* [What to produce]: Exactly as given, output all the records that follow.

* [Available records]:
BEGIN

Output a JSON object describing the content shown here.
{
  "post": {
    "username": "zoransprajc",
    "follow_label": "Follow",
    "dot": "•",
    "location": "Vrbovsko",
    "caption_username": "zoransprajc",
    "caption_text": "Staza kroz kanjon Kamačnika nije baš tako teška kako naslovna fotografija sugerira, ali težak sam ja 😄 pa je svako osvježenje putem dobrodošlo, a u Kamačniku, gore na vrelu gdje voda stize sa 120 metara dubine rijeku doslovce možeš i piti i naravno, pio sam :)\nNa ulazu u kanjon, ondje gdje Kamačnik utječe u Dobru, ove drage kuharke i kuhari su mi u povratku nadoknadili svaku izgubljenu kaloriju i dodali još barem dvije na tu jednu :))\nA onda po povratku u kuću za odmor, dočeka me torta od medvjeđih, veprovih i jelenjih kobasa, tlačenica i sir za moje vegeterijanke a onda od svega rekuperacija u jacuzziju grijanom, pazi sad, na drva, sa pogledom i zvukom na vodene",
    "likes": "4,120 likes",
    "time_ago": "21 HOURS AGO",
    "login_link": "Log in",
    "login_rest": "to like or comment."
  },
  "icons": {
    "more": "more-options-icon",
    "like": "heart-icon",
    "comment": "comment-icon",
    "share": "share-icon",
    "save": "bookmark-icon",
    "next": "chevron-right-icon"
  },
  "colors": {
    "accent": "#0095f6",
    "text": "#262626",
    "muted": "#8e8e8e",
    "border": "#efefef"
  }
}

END

* [Answer to this exercise]:
Output a JSON object describing the content shown here.
{
  "post": {
    "username": "zoransprajc",
    "follow_label": "Follow",
    "dot": "•",
    "location": "Vrbovsko",
    "caption_username": "zoransprajc",
    "caption_text": "Staza kroz kanjon Kamačnika nije baš tako teška kako naslovna fotografija sugerira, ali težak sam ja 😄 pa je svako osvježenje putem dobrodošlo, a u Kamačniku, gore na vrelu gdje voda stize sa 120 metara dubine rijeku doslovce možeš i piti i naravno, pio sam :)\nNa ulazu u kanjon, ondje gdje Kamačnik utječe u Dobru, ove drage kuharke i kuhari su mi u povratku nadoknadili svaku izgubljenu kaloriju i dodali još barem dvije na tu jednu :))\nA onda po povratku u kuću za odmor, dočeka me torta od medvjeđih, veprovih i jelenjih kobasa, tlačenica i sir za moje vegeterijanke a onda od svega rekuperacija u jacuzziju grijanom, pazi sad, na drva, sa pogledom i zvukom na vodene",
    "likes": "4,120 likes",
    "time_ago": "21 HOURS AGO",
    "login_link": "Log in",
    "login_rest": "to like or comment."
  },
  "icons": {
    "more": "more-options-icon",
    "like": "heart-icon",
    "comment": "comment-icon",
    "share": "share-icon",
    "save": "bookmark-icon",
    "next": "chevron-right-icon"
  },
  "colors": {
    "accent": "#0095f6",
    "text": "#262626",
    "muted": "#8e8e8e",
    "border": "#efefef"
  }
}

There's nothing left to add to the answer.